* HOW TO COMPLETE THIS TASK *
Search the entries for the word "your" and copy each line that has it.

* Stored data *

* * *

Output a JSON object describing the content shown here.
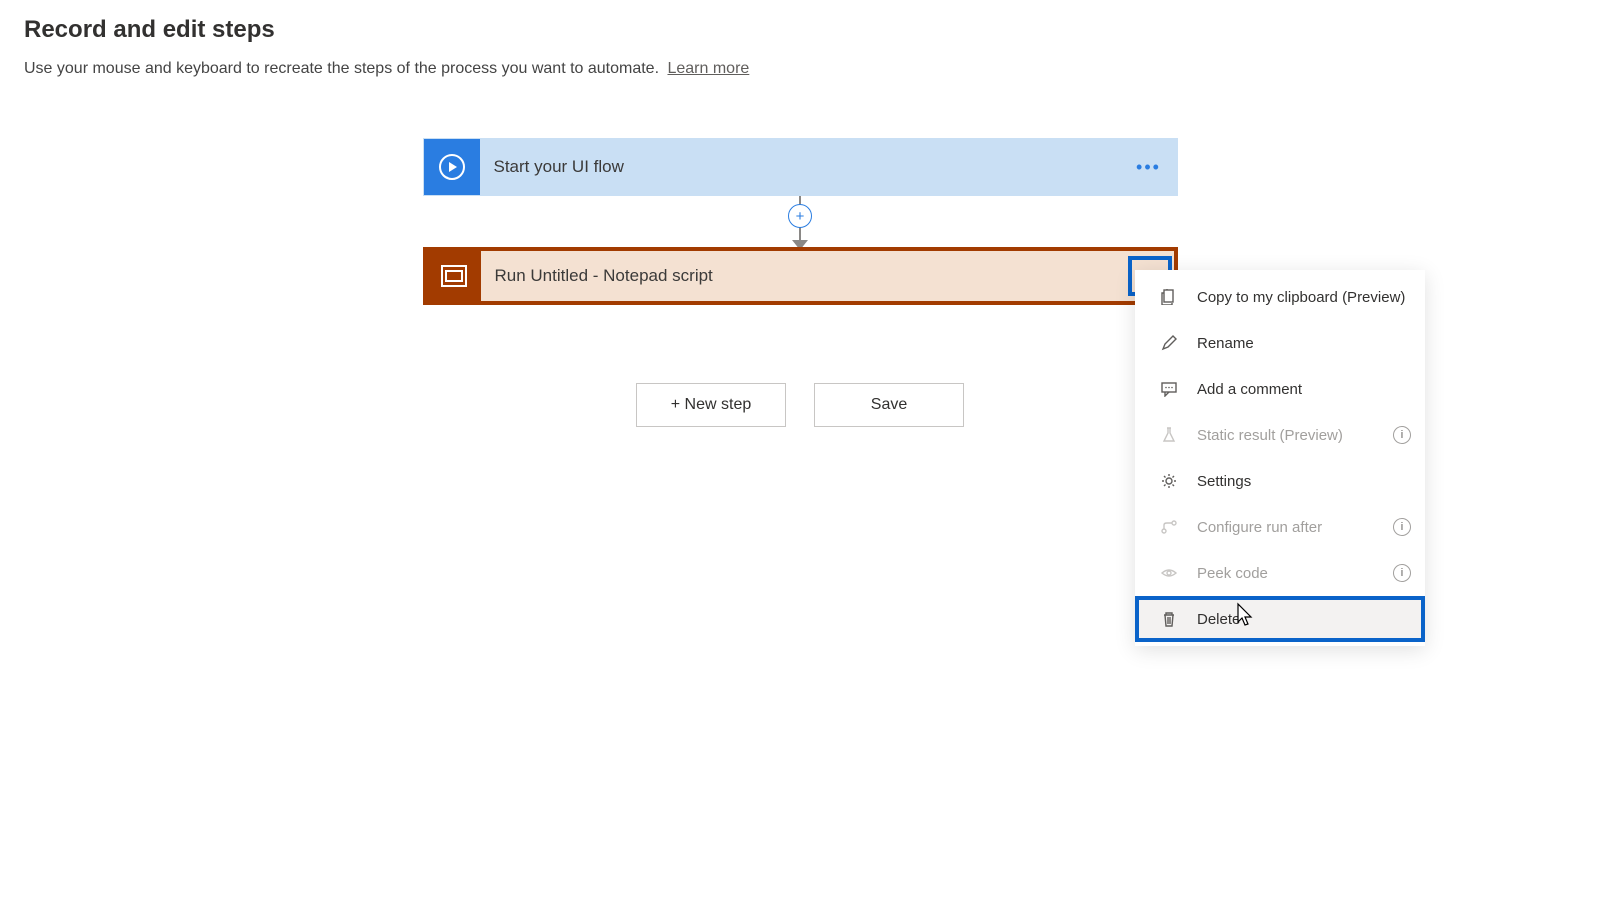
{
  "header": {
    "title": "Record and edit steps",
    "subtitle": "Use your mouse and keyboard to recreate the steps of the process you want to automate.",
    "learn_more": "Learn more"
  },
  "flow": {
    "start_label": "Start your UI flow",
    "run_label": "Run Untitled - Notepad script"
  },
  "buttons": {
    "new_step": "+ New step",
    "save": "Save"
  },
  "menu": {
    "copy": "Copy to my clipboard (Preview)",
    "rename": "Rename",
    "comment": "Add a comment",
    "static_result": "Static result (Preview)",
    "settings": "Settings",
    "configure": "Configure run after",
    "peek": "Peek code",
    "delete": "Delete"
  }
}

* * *

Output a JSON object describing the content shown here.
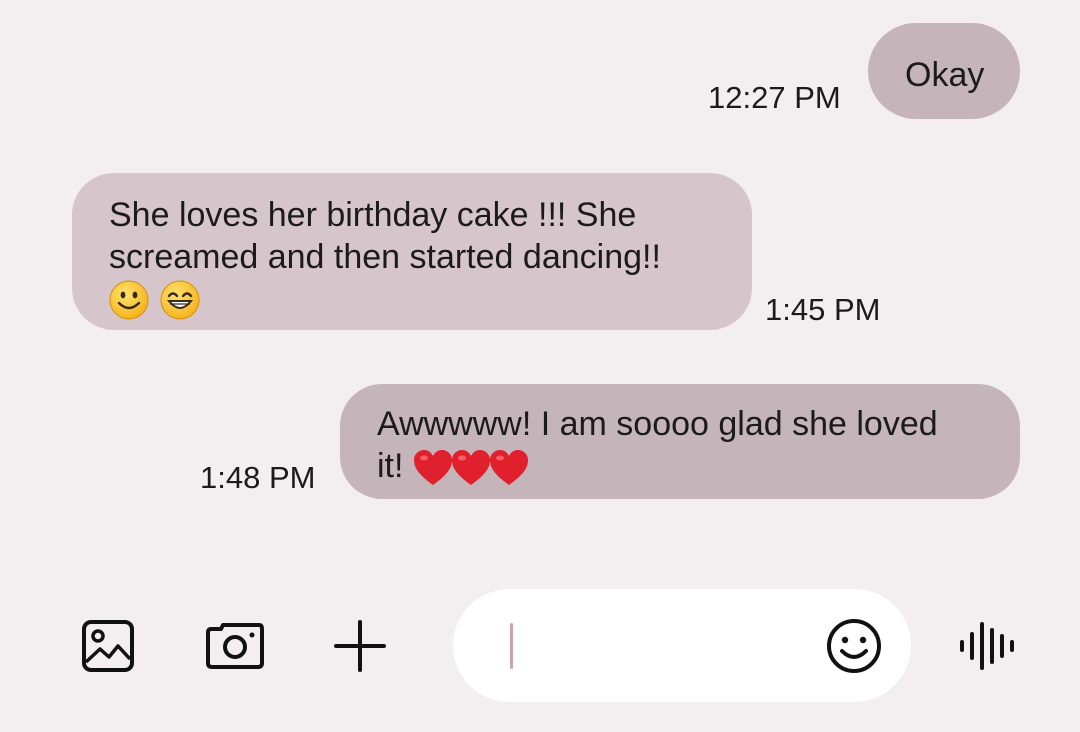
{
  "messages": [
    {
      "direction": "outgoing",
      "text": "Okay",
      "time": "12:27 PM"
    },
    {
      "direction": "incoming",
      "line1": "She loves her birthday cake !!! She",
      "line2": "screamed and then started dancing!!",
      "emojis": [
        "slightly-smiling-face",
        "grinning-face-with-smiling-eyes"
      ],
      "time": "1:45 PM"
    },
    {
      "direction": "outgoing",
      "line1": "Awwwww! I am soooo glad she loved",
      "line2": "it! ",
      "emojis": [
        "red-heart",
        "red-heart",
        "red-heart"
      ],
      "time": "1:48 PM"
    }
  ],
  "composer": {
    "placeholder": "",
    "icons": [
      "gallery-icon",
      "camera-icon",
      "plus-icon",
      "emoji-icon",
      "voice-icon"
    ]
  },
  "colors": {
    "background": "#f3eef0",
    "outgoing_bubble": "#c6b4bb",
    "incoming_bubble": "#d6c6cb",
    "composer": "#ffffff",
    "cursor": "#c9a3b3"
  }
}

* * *

* WRITTEN SOLUTION *
    "subtitle": "Use your mouse and keyboard to recreate the steps of the process you want to automate.",
    "start_label": "Start your UI flow",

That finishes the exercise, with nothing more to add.